Start of Block

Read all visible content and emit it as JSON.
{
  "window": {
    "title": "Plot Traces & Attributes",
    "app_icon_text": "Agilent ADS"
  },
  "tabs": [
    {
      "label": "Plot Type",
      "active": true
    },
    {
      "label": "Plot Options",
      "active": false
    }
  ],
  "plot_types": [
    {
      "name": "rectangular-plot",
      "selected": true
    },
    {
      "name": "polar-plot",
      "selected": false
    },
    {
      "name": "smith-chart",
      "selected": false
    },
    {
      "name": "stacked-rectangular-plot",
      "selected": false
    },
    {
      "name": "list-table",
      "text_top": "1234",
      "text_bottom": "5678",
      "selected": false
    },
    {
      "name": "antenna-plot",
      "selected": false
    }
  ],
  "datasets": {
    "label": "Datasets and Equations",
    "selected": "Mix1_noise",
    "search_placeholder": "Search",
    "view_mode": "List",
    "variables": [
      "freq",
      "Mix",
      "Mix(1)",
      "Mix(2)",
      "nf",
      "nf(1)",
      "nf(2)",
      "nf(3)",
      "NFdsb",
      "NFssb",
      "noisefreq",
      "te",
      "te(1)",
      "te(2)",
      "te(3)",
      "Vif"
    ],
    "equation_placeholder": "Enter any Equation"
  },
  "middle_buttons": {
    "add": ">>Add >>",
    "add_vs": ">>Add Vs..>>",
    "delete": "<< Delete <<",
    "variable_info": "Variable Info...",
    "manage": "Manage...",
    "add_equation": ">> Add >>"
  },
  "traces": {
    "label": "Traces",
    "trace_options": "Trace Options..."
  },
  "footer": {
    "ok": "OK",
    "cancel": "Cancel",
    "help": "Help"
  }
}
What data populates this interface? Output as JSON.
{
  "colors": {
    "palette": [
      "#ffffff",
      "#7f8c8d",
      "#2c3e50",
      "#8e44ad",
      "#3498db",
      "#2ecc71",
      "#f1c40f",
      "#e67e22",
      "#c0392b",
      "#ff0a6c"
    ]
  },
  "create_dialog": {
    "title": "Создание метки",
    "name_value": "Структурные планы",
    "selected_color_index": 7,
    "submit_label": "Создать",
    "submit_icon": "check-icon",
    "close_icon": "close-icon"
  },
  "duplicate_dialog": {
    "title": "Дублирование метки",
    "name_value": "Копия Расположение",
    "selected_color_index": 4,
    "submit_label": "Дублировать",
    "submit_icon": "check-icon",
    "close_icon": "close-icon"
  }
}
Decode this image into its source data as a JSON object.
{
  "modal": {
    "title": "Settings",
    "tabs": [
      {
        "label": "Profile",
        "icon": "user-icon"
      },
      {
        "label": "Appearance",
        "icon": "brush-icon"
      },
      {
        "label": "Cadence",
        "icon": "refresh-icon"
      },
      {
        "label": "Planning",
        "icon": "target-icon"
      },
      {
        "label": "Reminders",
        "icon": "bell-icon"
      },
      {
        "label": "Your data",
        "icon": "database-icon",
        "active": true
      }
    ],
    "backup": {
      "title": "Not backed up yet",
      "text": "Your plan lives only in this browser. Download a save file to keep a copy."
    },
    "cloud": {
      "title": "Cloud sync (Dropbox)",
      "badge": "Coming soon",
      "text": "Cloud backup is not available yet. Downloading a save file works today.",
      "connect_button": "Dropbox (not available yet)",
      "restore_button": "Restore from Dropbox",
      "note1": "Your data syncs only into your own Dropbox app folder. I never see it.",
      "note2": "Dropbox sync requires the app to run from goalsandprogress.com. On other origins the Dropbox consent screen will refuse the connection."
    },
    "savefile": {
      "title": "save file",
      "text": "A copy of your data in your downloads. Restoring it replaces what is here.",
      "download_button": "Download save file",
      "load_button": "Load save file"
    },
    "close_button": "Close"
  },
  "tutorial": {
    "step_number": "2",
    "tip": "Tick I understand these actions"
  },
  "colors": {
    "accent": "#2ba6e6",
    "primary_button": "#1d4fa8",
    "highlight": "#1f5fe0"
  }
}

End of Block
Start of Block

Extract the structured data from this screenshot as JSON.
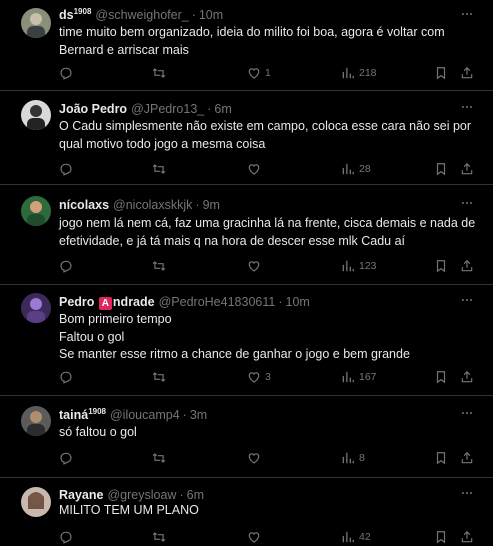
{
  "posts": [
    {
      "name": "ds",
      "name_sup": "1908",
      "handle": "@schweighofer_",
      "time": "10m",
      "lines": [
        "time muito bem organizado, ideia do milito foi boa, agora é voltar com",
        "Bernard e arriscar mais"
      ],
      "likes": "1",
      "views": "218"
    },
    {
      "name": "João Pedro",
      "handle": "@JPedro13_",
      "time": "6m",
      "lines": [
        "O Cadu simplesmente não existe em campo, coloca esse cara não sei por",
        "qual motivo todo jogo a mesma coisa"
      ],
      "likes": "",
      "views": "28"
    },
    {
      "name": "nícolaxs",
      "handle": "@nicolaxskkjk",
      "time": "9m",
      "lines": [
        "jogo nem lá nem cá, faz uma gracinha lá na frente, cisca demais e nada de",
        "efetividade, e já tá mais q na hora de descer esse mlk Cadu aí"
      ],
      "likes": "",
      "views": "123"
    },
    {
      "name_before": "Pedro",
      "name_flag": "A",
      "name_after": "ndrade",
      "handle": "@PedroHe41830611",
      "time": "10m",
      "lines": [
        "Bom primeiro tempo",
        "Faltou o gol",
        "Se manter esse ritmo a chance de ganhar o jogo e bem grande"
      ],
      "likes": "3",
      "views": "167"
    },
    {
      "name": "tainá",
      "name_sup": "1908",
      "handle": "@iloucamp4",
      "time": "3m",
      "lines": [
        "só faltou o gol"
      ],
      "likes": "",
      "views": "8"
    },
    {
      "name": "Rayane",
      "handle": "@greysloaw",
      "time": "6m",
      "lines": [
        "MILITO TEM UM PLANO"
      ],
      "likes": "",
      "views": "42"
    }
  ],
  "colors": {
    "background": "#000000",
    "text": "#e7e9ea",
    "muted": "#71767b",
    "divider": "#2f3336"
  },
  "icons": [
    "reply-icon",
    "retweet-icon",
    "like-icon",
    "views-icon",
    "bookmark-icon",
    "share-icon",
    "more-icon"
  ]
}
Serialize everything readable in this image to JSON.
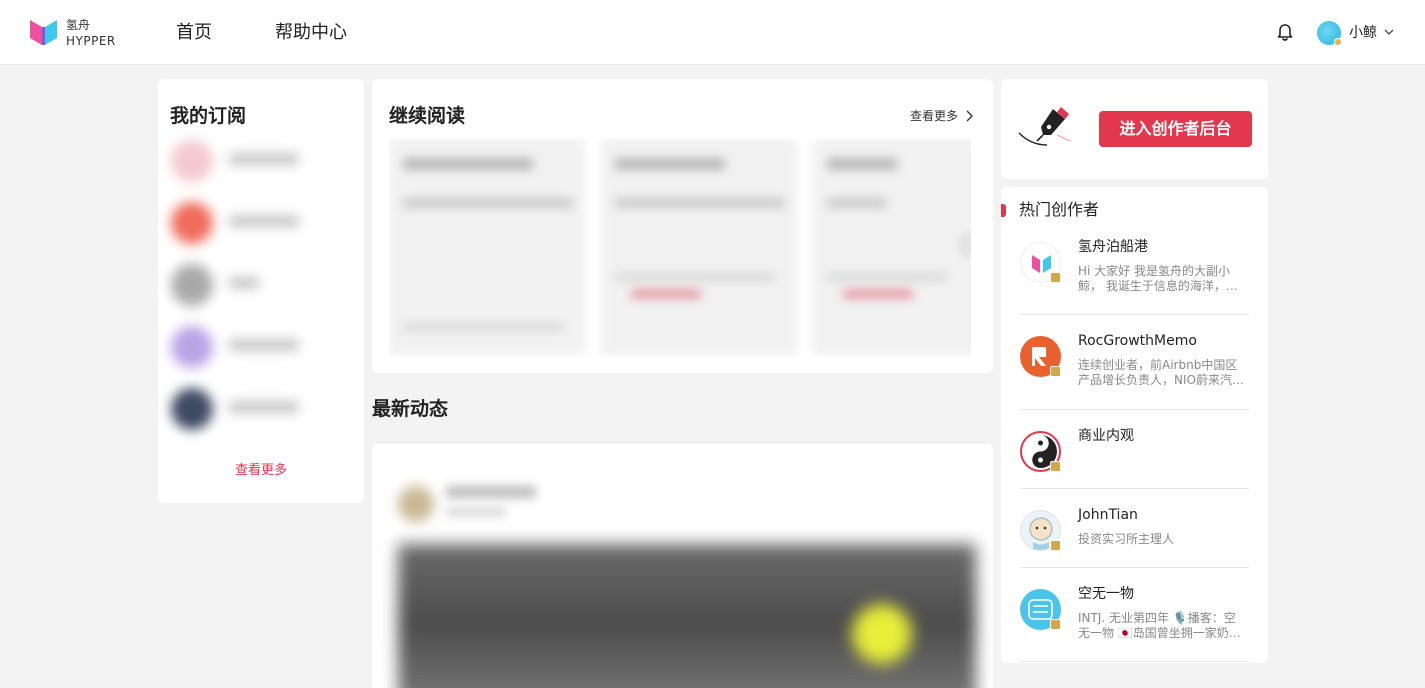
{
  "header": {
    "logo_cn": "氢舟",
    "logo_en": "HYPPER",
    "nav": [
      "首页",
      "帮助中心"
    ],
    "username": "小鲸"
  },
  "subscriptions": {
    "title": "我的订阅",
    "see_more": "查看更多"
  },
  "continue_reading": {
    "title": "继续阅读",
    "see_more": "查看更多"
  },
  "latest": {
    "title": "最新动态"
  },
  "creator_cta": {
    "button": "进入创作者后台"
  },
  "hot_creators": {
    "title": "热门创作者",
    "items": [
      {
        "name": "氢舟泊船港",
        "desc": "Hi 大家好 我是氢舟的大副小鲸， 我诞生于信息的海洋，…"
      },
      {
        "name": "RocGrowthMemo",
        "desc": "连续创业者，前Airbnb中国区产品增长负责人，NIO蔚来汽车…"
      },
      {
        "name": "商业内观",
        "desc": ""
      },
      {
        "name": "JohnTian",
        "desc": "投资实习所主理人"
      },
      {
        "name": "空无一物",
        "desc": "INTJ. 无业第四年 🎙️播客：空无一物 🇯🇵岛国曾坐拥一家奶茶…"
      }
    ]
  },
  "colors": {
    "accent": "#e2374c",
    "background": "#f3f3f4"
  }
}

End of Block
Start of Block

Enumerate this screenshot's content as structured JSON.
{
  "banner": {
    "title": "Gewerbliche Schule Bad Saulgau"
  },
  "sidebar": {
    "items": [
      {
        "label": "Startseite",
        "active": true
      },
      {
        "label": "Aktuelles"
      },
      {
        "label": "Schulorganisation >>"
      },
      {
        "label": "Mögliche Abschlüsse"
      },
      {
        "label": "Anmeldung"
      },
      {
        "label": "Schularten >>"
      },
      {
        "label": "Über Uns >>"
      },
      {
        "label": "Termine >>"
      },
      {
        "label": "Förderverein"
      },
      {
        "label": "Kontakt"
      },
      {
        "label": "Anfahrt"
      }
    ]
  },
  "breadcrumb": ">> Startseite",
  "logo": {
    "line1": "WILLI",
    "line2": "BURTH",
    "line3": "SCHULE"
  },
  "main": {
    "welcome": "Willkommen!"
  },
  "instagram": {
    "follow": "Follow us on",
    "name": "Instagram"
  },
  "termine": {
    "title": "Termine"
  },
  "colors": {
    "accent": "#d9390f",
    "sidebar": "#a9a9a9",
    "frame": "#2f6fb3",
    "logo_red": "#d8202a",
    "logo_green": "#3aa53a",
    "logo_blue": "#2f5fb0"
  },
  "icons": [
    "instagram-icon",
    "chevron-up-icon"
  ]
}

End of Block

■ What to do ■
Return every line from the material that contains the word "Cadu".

■ Response to this task ■
        "O Cadu simplesmente não existe em campo, coloca esse cara não sei por",
        "efetividade, e já tá mais q na hora de descer esse mlk Cadu aí"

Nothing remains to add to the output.